[DATASET]

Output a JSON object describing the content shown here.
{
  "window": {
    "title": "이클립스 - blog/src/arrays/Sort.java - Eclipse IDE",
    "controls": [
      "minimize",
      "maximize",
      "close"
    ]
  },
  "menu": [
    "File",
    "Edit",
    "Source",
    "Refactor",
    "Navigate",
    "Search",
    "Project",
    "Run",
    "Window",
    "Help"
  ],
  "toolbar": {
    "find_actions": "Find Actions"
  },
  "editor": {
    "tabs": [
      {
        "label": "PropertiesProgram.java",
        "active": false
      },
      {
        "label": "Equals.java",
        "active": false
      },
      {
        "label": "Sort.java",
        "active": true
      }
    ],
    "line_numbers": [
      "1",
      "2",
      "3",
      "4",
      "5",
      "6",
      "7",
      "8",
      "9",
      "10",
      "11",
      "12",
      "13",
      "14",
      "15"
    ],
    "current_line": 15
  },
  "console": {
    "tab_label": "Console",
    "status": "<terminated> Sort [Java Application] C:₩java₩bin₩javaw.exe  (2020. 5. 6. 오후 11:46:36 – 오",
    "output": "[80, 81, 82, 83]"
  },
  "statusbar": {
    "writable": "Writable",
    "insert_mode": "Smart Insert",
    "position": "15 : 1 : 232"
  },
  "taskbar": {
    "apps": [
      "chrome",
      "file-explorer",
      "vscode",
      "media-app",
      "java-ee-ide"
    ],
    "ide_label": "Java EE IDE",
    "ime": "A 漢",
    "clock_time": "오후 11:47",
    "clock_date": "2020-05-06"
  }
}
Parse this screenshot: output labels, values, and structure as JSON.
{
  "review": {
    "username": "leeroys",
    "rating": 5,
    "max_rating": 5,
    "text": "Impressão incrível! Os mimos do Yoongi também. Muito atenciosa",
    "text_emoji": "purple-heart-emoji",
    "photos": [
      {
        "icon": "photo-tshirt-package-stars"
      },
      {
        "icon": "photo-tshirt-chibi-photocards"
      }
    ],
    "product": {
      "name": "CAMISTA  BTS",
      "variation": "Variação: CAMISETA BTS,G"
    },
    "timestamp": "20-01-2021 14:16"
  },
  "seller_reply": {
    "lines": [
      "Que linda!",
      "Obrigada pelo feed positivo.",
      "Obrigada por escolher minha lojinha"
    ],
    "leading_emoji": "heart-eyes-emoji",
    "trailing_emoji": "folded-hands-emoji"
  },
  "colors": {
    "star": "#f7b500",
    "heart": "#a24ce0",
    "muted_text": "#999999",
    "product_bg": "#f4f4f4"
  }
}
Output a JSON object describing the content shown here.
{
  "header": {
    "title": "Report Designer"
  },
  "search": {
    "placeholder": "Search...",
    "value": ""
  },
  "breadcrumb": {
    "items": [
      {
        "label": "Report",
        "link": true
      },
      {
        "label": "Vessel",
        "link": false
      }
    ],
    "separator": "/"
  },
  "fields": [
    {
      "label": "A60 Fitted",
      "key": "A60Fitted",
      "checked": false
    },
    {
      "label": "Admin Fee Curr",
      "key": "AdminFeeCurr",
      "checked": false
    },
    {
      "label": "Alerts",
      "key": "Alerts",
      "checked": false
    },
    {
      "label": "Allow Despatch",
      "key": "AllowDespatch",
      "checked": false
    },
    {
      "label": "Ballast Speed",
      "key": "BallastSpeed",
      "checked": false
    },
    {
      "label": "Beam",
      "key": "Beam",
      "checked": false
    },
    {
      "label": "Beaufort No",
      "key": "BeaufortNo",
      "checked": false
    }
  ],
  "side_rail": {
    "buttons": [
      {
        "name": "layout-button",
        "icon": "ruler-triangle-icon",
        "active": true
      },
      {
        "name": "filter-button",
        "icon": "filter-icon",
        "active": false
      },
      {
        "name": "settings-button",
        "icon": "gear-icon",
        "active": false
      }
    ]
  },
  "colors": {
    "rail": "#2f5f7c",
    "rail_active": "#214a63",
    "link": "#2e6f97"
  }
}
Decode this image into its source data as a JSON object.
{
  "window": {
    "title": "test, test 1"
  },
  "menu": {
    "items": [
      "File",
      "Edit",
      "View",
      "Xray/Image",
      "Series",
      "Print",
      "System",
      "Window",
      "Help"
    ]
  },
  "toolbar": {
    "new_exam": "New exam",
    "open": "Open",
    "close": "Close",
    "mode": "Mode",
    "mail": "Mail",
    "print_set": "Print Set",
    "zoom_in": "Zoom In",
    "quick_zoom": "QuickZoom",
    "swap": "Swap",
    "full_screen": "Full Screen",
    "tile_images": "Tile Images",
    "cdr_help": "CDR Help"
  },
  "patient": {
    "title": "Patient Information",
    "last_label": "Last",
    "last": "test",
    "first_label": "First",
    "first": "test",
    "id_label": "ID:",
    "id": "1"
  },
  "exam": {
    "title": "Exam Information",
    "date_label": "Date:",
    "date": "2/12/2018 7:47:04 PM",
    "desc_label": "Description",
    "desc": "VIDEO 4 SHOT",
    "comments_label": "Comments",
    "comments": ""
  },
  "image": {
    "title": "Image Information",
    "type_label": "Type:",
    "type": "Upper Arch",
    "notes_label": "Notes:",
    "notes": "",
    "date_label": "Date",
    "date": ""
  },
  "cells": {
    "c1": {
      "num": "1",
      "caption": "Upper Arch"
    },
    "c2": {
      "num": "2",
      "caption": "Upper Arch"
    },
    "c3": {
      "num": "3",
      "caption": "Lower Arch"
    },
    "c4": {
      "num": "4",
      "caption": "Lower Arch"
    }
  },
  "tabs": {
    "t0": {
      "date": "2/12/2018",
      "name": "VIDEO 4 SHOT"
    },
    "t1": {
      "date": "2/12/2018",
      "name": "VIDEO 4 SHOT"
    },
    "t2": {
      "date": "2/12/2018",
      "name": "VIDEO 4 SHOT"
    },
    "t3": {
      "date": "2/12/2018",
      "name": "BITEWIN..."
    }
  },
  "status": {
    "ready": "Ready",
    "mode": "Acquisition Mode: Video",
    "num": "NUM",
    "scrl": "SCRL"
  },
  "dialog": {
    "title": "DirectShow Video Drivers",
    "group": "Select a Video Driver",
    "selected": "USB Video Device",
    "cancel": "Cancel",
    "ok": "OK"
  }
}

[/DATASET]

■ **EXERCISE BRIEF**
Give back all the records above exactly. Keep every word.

■ **RESULT OF THIS TASK**
Output a JSON object describing the content shown here.
{
  "window": {
    "title": "이클립스 - blog/src/arrays/Sort.java - Eclipse IDE",
    "controls": [
      "minimize",
      "maximize",
      "close"
    ]
  },
  "menu": [
    "File",
    "Edit",
    "Source",
    "Refactor",
    "Navigate",
    "Search",
    "Project",
    "Run",
    "Window",
    "Help"
  ],
  "toolbar": {
    "find_actions": "Find Actions"
  },
  "editor": {
    "tabs": [
      {
        "label": "PropertiesProgram.java",
        "active": false
      },
      {
        "label": "Equals.java",
        "active": false
      },
      {
        "label": "Sort.java",
        "active": true
      }
    ],
    "line_numbers": [
      "1",
      "2",
      "3",
      "4",
      "5",
      "6",
      "7",
      "8",
      "9",
      "10",
      "11",
      "12",
      "13",
      "14",
      "15"
    ],
    "current_line": 15
  },
  "console": {
    "tab_label": "Console",
    "status": "<terminated> Sort [Java Application] C:₩java₩bin₩javaw.exe  (2020. 5. 6. 오후 11:46:36 – 오",
    "output": "[80, 81, 82, 83]"
  },
  "statusbar": {
    "writable": "Writable",
    "insert_mode": "Smart Insert",
    "position": "15 : 1 : 232"
  },
  "taskbar": {
    "apps": [
      "chrome",
      "file-explorer",
      "vscode",
      "media-app",
      "java-ee-ide"
    ],
    "ide_label": "Java EE IDE",
    "ime": "A 漢",
    "clock_time": "오후 11:47",
    "clock_date": "2020-05-06"
  }
}
Parse this screenshot: output labels, values, and structure as JSON.
{
  "review": {
    "username": "leeroys",
    "rating": 5,
    "max_rating": 5,
    "text": "Impressão incrível! Os mimos do Yoongi também. Muito atenciosa",
    "text_emoji": "purple-heart-emoji",
    "photos": [
      {
        "icon": "photo-tshirt-package-stars"
      },
      {
        "icon": "photo-tshirt-chibi-photocards"
      }
    ],
    "product": {
      "name": "CAMISTA  BTS",
      "variation": "Variação: CAMISETA BTS,G"
    },
    "timestamp": "20-01-2021 14:16"
  },
  "seller_reply": {
    "lines": [
      "Que linda!",
      "Obrigada pelo feed positivo.",
      "Obrigada por escolher minha lojinha"
    ],
    "leading_emoji": "heart-eyes-emoji",
    "trailing_emoji": "folded-hands-emoji"
  },
  "colors": {
    "star": "#f7b500",
    "heart": "#a24ce0",
    "muted_text": "#999999",
    "product_bg": "#f4f4f4"
  }
}
Output a JSON object describing the content shown here.
{
  "header": {
    "title": "Report Designer"
  },
  "search": {
    "placeholder": "Search...",
    "value": ""
  },
  "breadcrumb": {
    "items": [
      {
        "label": "Report",
        "link": true
      },
      {
        "label": "Vessel",
        "link": false
      }
    ],
    "separator": "/"
  },
  "fields": [
    {
      "label": "A60 Fitted",
      "key": "A60Fitted",
      "checked": false
    },
    {
      "label": "Admin Fee Curr",
      "key": "AdminFeeCurr",
      "checked": false
    },
    {
      "label": "Alerts",
      "key": "Alerts",
      "checked": false
    },
    {
      "label": "Allow Despatch",
      "key": "AllowDespatch",
      "checked": false
    },
    {
      "label": "Ballast Speed",
      "key": "BallastSpeed",
      "checked": false
    },
    {
      "label": "Beam",
      "key": "Beam",
      "checked": false
    },
    {
      "label": "Beaufort No",
      "key": "BeaufortNo",
      "checked": false
    }
  ],
  "side_rail": {
    "buttons": [
      {
        "name": "layout-button",
        "icon": "ruler-triangle-icon",
        "active": true
      },
      {
        "name": "filter-button",
        "icon": "filter-icon",
        "active": false
      },
      {
        "name": "settings-button",
        "icon": "gear-icon",
        "active": false
      }
    ]
  },
  "colors": {
    "rail": "#2f5f7c",
    "rail_active": "#214a63",
    "link": "#2e6f97"
  }
}
Decode this image into its source data as a JSON object.
{
  "window": {
    "title": "test, test 1"
  },
  "menu": {
    "items": [
      "File",
      "Edit",
      "View",
      "Xray/Image",
      "Series",
      "Print",
      "System",
      "Window",
      "Help"
    ]
  },
  "toolbar": {
    "new_exam": "New exam",
    "open": "Open",
    "close": "Close",
    "mode": "Mode",
    "mail": "Mail",
    "print_set": "Print Set",
    "zoom_in": "Zoom In",
    "quick_zoom": "QuickZoom",
    "swap": "Swap",
    "full_screen": "Full Screen",
    "tile_images": "Tile Images",
    "cdr_help": "CDR Help"
  },
  "patient": {
    "title": "Patient Information",
    "last_label": "Last",
    "last": "test",
    "first_label": "First",
    "first": "test",
    "id_label": "ID:",
    "id": "1"
  },
  "exam": {
    "title": "Exam Information",
    "date_label": "Date:",
    "date": "2/12/2018 7:47:04 PM",
    "desc_label": "Description",
    "desc": "VIDEO 4 SHOT",
    "comments_label": "Comments",
    "comments": ""
  },
  "image": {
    "title": "Image Information",
    "type_label": "Type:",
    "type": "Upper Arch",
    "notes_label": "Notes:",
    "notes": "",
    "date_label": "Date",
    "date": ""
  },
  "cells": {
    "c1": {
      "num": "1",
      "caption": "Upper Arch"
    },
    "c2": {
      "num": "2",
      "caption": "Upper Arch"
    },
    "c3": {
      "num": "3",
      "caption": "Lower Arch"
    },
    "c4": {
      "num": "4",
      "caption": "Lower Arch"
    }
  },
  "tabs": {
    "t0": {
      "date": "2/12/2018",
      "name": "VIDEO 4 SHOT"
    },
    "t1": {
      "date": "2/12/2018",
      "name": "VIDEO 4 SHOT"
    },
    "t2": {
      "date": "2/12/2018",
      "name": "VIDEO 4 SHOT"
    },
    "t3": {
      "date": "2/12/2018",
      "name": "BITEWIN..."
    }
  },
  "status": {
    "ready": "Ready",
    "mode": "Acquisition Mode: Video",
    "num": "NUM",
    "scrl": "SCRL"
  },
  "dialog": {
    "title": "DirectShow Video Drivers",
    "group": "Select a Video Driver",
    "selected": "USB Video Device",
    "cancel": "Cancel",
    "ok": "OK"
  }
}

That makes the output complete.